Exercise prompt: The answer must be every line from the entries below that includes "Categories".
★ ★ ★ ★ ★
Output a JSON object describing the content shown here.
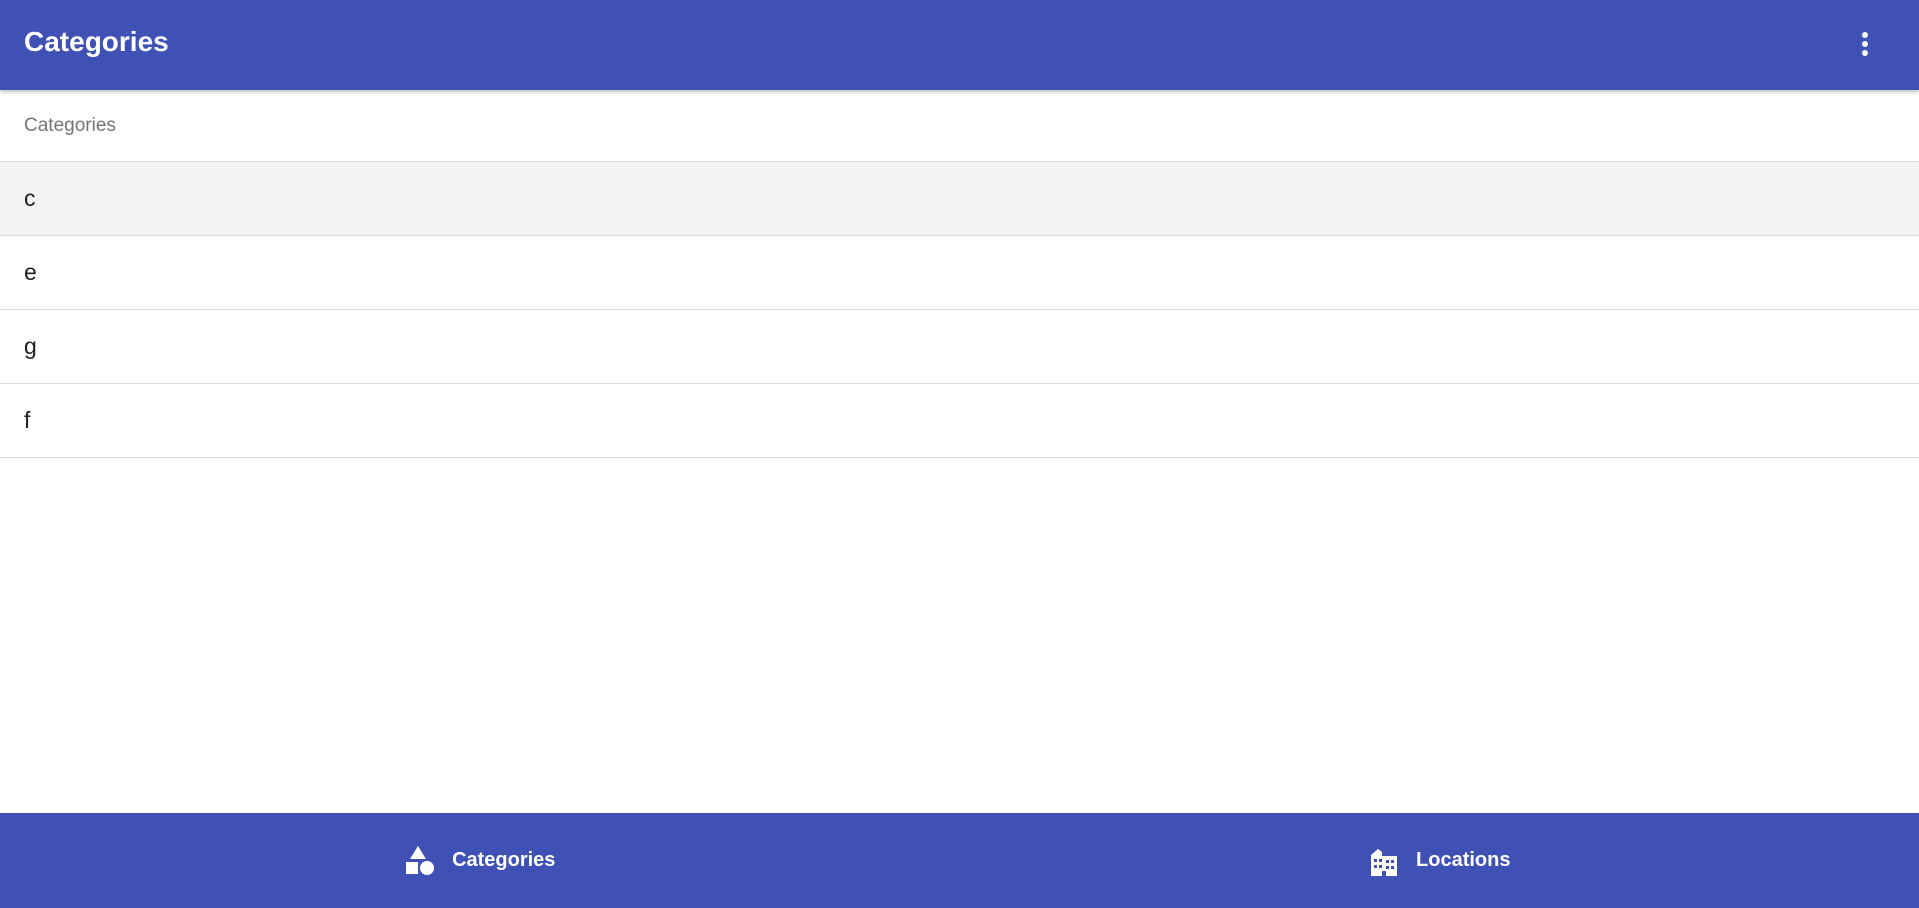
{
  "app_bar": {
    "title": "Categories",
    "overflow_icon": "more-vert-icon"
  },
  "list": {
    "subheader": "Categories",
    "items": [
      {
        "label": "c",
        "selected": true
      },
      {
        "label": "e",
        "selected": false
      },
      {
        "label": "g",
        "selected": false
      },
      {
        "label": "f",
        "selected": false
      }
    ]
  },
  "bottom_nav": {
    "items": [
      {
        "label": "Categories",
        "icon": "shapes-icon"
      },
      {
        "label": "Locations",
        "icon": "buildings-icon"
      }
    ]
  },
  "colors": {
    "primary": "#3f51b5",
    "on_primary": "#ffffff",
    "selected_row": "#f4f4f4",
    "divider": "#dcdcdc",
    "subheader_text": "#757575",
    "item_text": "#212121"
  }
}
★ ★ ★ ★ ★
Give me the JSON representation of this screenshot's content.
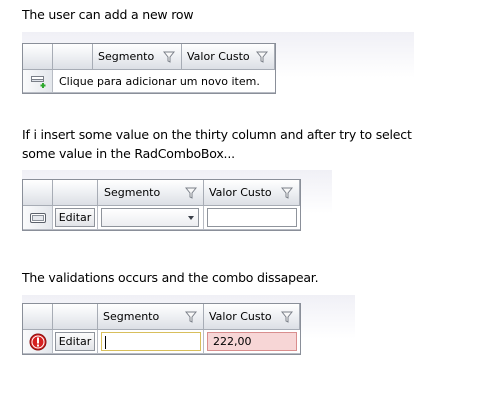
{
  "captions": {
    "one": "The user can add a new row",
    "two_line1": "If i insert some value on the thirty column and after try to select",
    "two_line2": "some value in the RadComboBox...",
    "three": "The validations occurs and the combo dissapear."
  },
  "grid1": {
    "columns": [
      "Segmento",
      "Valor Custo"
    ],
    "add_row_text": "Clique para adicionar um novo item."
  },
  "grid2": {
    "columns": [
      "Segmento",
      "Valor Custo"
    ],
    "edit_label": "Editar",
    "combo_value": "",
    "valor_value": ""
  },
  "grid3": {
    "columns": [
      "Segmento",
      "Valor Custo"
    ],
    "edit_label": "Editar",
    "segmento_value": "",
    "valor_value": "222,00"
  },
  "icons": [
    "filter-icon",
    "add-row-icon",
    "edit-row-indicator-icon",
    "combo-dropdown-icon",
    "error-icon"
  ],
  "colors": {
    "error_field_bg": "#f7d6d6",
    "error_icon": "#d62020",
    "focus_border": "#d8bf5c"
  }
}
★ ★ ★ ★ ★
Reply to the task:
    "title": "Categories",
    "subheader": "Categories",
        "label": "Categories",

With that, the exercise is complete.